In the second essay, “Is Gender Necessary? Redux”, Le Guin (1989:15) notes that in the first essay, ‘I was feeling defensive, and resentful that critics of the book insisted upon talking only about its “gender problems”. She also changes her mind on the use of pronouns, noting the exclusionary effect of ‘the so-called generic pronoun he/him/his’, which ‘exclude[d] women from discourse’ (1989:15). Le Guin ultimately capitulates, accepting that ‘this is a real flaw in the book.’ She also gives in to the critics who noted that sexuality for Gethenians is necessarily heterosexual – ‘I quite unnecessarily locked the Gethenians into heterosexuality. It is a naively pragmatic view of sex that insists that sexual partners must be of the opposite sex!’ (Le Guin 1989:14). With regards to the male point of view, she notes that the book ‘allowed men a safe trip into androgyny and back, from a conventionally male viewpoint. But many women wanted it to go further, to dare more, to explore androgyny from a woman’s point of view as well as a man’s’ (Le Guin 1989:16).

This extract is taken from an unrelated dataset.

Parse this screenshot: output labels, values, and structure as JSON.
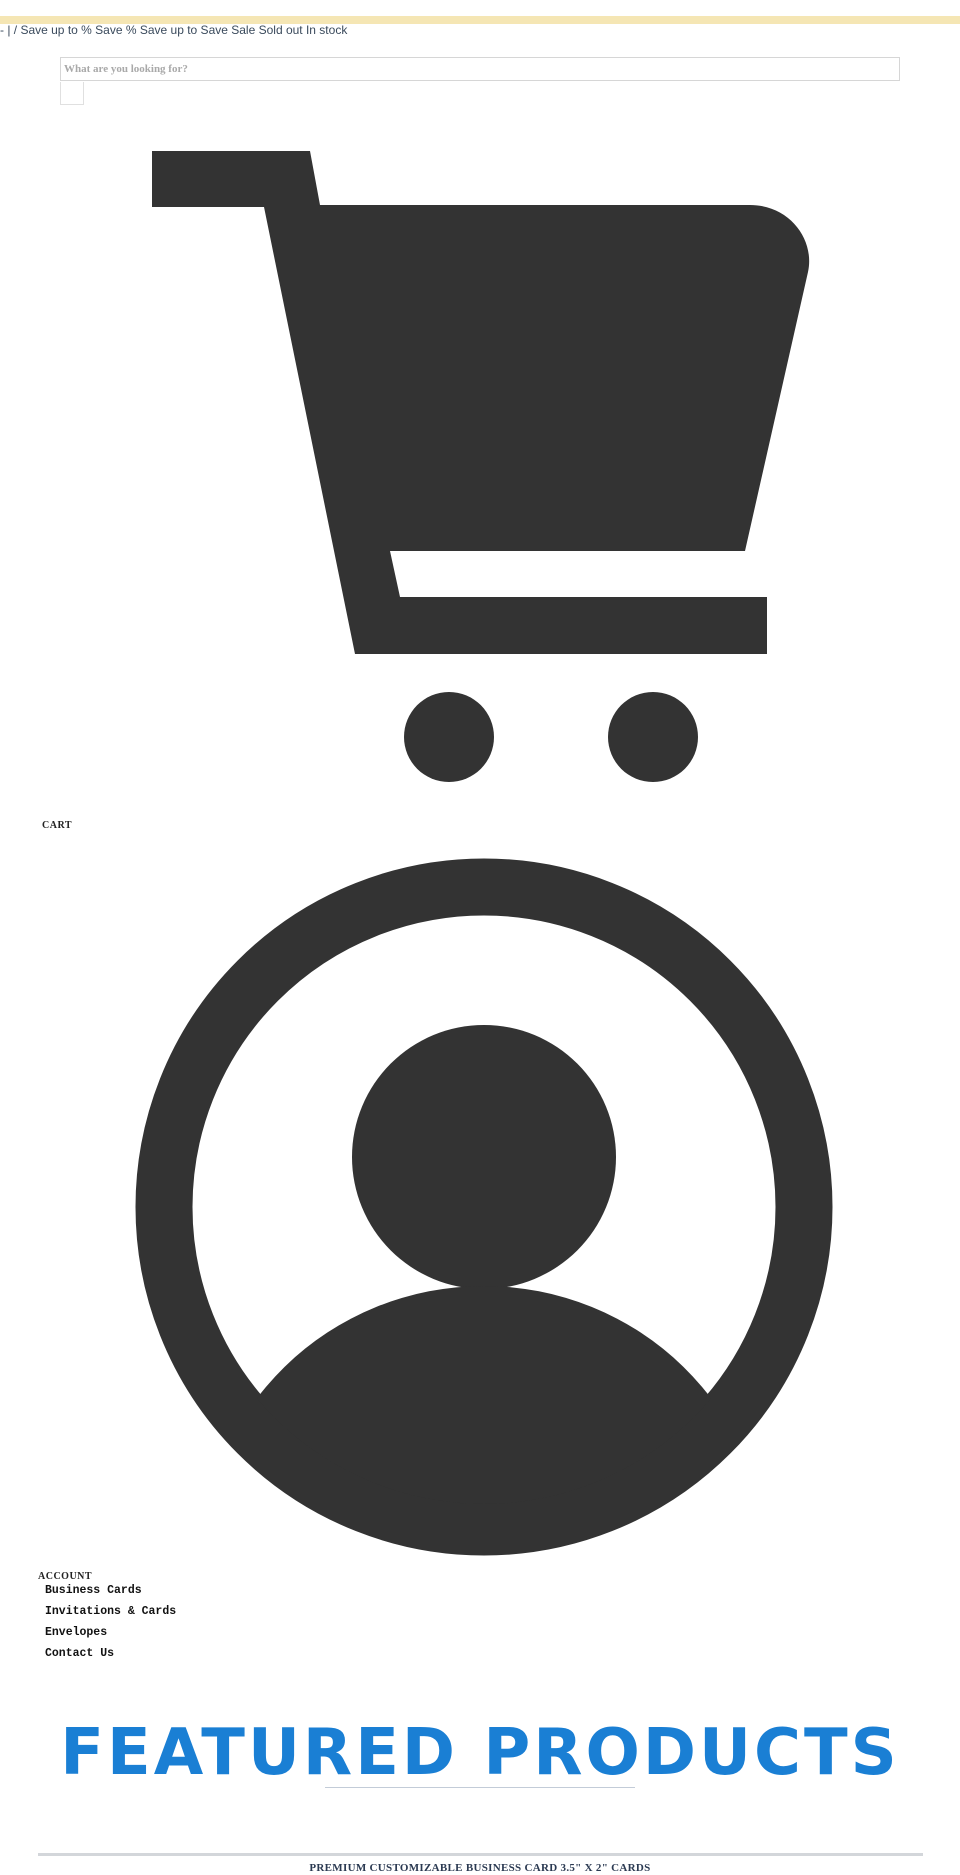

In conclusion, this essay has provided a discussion on the critical reception of one of the most important and widely criticised texts in feminist SF, and SF in general. Examples were provided from critics who noted the limitations, gaps and problems in Le Guin’s imagining of a biologically androgynous society. Whilst many other examples could have been provided, the discussion has been limited to criticism situated around the early reception of the work. Understanding how The Left Hand of Darkness has been received critically also sheds light on how SF as a genre is received both within the genre, and outside it. Finally, as a canonical text, further enquiry into the history of the critical reception of the novel may also bring into question the processes of canonisation, and where SF stands in the literary firmament. 

Annas, P.J. (1978) “New Worlds, New Words: Androgyny in Feminist Science Fiction”, Science Fiction Studies, 5 (2): 143-156.

Bittner, J.W. (1979) “A Survey of Le Guin Criticism” in J. De Bolt (ed.) Ursula K. Le Guin: Voyages to Inner Lands and to Outer Space. New York and London: Kennikat Press: 31-49.

Egan, G. (1988) Diaspora. London: Millenium.

Jones, G. (2009) “Feminist SF” in The Routledge Guide to Science Fiction. e-book, accessed 21 September 2011, .

Larbelestier, J. (ed) (2006) Daughters of the Earth: feminist science fiction in the twentieth century. Middletown: Wesleyan University Press.

Le Guin, U.K. (1969) The Left Hand of Darkness. New York: Ace Books.

Le Guin, U.K. (1972) “Re: Lost Opportunities”, SF Commentary, 26: 90-93.

Le Guin, U.K. (1979) “Is Gender Necessary?” in The Language of the Night: Essays on Fantasy and Science Fiction. New York: G.P. Putnam’s Sons: 161-169.

Le Guin, U.K. (1989) “Is Gender Necessary? Redux” in Dancing at the Edge of the World: Thoughts on Words, Women, Places. New York: Grove Press: 7-16.

Lem, S. (1971) “Lost Opportunities”, SF Commentary, 24: 17-24.

Mellor, A.K. (1982) “On feminist utopias”, Women’s Studies, 9 (3): 241-262.

Pearson, W.G. (2010) “Ursula K[Roeber] Le Guin (1929-)” in M. Bould, A.M. Butler, A. Roberts and
S. Vint (eds.) Fifty Key Figures in Science Fiction. London and New York: Routledge: 136-141.

Russ, J. (1972) “The Images of Women in Science Fiction” in S.K. Cornillon (ed.) Images of Women in Fiction: Feminist Perspectives. Bowling Green: Bowling Green University Popular Press:79-94.

Seed, D. (ed.) (2005) “Introduction: Approaching Science Fiction” in A Companion to Science Fiction. e-book, accessed 21 September 2011,

Spivack, C. (1984) Ursula K. Le Guin. Boston: Twayne Publishers.

Various contributors (1977) “The Science Fiction of Ursula K. Le Guin”, Science Fiction Studies, 2 (3).

White, D.R. (1999) Dancing with Dragons: Ursula K. Le Guin and the Critics. Colombia: Camden House.